On top of that, he’s expected to continue his role as Iowa’s primary return man. King averaged 14.2 yards on 17 punt returns and 24.4 yards on 29 kickoff returns last year to earn honorable mention all-conference honors at return specialist.
Spring surprise: WR Jay Scheel
After being forced to redshirt his first season due to knee injuries which then carried over into a quiet 2015 campaign, this could finally be the year where Scheel emerges as a fixture in Iowa’s wide receiver rotation.
Though he has yet to catch a pass at the college level, the 6-foot-1, 195-pound Scheel showed the type of playmaking ability this spring that could potentially vault him all the way up to the Hawkeyes’ No. 2 wide out behind VandeBerg.
Best position battle: Running back
Iowa lost its leading rusher from last season in Jordan Canzeri, but there is still plenty of experience in the backfield with Daniels and Wadley.
The competition this spring for which of those players would end up winning the starting job was one to watch, and that should only continue on into the fall.
The key for both backs is being able to stay healthy for a full season, but if Daniels and Wadley can stay on the field the Hawkeyes like what they have with their 1-2 punch at running back.
Biggest question: Can the kicking game keep up?
As good as Iowa feels about the talent coming back on both offense and defense this year, the same definitely cannot be said for situations at place kicker and punter.
Gone are punter Dillon Kidd and kicker Marshall Koehn, so the search was on to find their replacements this spring and to make sure there wasn't a severe drop-off in production from the third element of the game.
Miguel Recinos appears to be the front runner to win the kicker job, and Colton Rastetter seems to have the edge at punter.
However, both Recinos and Rastetter are walk-ons, meaning there is still concern over how they’ll fare in their first notable college football action. Considering how many close games Iowa won because of its special teams last year, the situation becomes even more important.

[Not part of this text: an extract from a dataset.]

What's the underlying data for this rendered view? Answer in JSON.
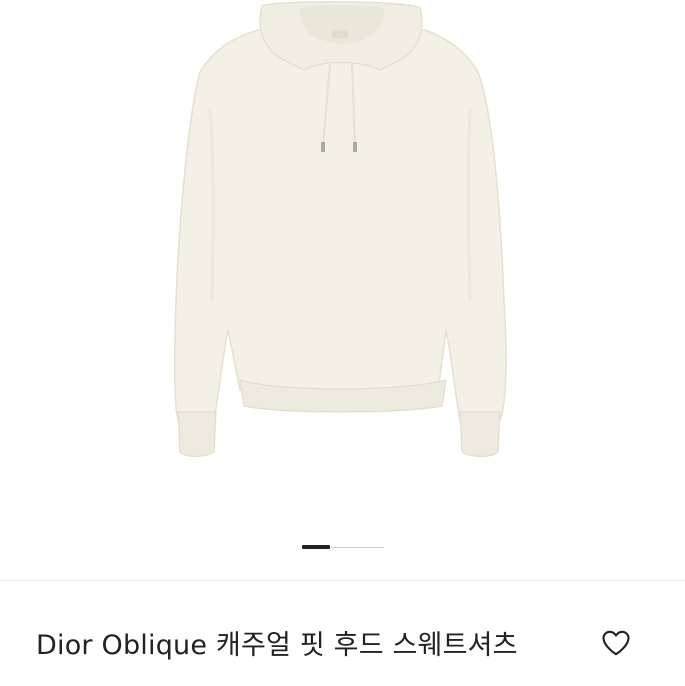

Early outlook on Iowa vs. Nebraska
Kakert: “I think it’s going to be another good game. This is just turning out to be a really good end of the season battle between Iowa and Nebraska, and I think this one could be once again - and I think I say this every year - but it could be for the West Division title. With the way the schedules shake out for both teams, I think they’ll be within one game of each other.
“I think you give the home field advantage to Iowa with it being in Iowa City this year, and even though Iowa won last year, I still think there’s some bitterness over the way the game two years ago went where Iowa had that big lead and let it get away and lost in overtime.
"So I think it’s going to be a heck of a game. I like Iowa’s chances just because they’re at home and it’ll be senior day for guys like King and Beathard, and obviously the crowd will be fired up. So I’d give Iowa a slight advantage right now.”
Overall 2016 win-loss expectations
Kakert: “I think the expectations are very different from what they were last year, that’s certainly the case. I think the way the schedule shakes out, 10 wins is probably a benchmark.
"I haven’t seen the Las Vegas line, but I’m guessing its around 9.5 (wins) for Iowa this year. But based on the home games and the expectations that are set in the odds today, I’d say probably 10-2 is within the realm of expectation for Iowa in 2016.”